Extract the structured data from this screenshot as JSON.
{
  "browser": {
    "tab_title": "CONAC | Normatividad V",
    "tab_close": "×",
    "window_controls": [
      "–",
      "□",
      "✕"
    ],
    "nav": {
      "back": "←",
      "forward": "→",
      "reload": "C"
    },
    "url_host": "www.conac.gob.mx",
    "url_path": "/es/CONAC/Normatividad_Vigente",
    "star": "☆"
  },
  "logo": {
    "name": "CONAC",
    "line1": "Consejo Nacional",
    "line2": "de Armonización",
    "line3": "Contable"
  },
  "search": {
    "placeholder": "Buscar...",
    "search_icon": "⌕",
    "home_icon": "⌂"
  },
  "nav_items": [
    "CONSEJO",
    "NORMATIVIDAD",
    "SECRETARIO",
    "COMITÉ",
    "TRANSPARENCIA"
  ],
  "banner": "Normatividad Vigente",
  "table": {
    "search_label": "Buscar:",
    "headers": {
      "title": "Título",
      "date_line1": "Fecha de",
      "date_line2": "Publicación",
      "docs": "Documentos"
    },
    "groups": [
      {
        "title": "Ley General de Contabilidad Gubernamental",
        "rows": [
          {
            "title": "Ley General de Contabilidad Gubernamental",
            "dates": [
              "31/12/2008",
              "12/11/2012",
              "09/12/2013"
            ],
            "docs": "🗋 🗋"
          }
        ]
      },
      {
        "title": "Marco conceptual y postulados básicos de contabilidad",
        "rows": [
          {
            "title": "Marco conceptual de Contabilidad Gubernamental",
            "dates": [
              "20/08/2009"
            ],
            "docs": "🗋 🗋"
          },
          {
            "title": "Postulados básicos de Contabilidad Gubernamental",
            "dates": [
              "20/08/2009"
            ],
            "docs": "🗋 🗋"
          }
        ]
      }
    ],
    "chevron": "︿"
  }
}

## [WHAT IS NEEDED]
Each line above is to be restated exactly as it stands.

## [SOLUTION TO THIS TASK]
Extract the structured data from this screenshot as JSON.
{
  "browser": {
    "tab_title": "CONAC | Normatividad V",
    "tab_close": "×",
    "window_controls": [
      "–",
      "□",
      "✕"
    ],
    "nav": {
      "back": "←",
      "forward": "→",
      "reload": "C"
    },
    "url_host": "www.conac.gob.mx",
    "url_path": "/es/CONAC/Normatividad_Vigente",
    "star": "☆"
  },
  "logo": {
    "name": "CONAC",
    "line1": "Consejo Nacional",
    "line2": "de Armonización",
    "line3": "Contable"
  },
  "search": {
    "placeholder": "Buscar...",
    "search_icon": "⌕",
    "home_icon": "⌂"
  },
  "nav_items": [
    "CONSEJO",
    "NORMATIVIDAD",
    "SECRETARIO",
    "COMITÉ",
    "TRANSPARENCIA"
  ],
  "banner": "Normatividad Vigente",
  "table": {
    "search_label": "Buscar:",
    "headers": {
      "title": "Título",
      "date_line1": "Fecha de",
      "date_line2": "Publicación",
      "docs": "Documentos"
    },
    "groups": [
      {
        "title": "Ley General de Contabilidad Gubernamental",
        "rows": [
          {
            "title": "Ley General de Contabilidad Gubernamental",
            "dates": [
              "31/12/2008",
              "12/11/2012",
              "09/12/2013"
            ],
            "docs": "🗋 🗋"
          }
        ]
      },
      {
        "title": "Marco conceptual y postulados básicos de contabilidad",
        "rows": [
          {
            "title": "Marco conceptual de Contabilidad Gubernamental",
            "dates": [
              "20/08/2009"
            ],
            "docs": "🗋 🗋"
          },
          {
            "title": "Postulados básicos de Contabilidad Gubernamental",
            "dates": [
              "20/08/2009"
            ],
            "docs": "🗋 🗋"
          }
        ]
      }
    ],
    "chevron": "︿"
  }
}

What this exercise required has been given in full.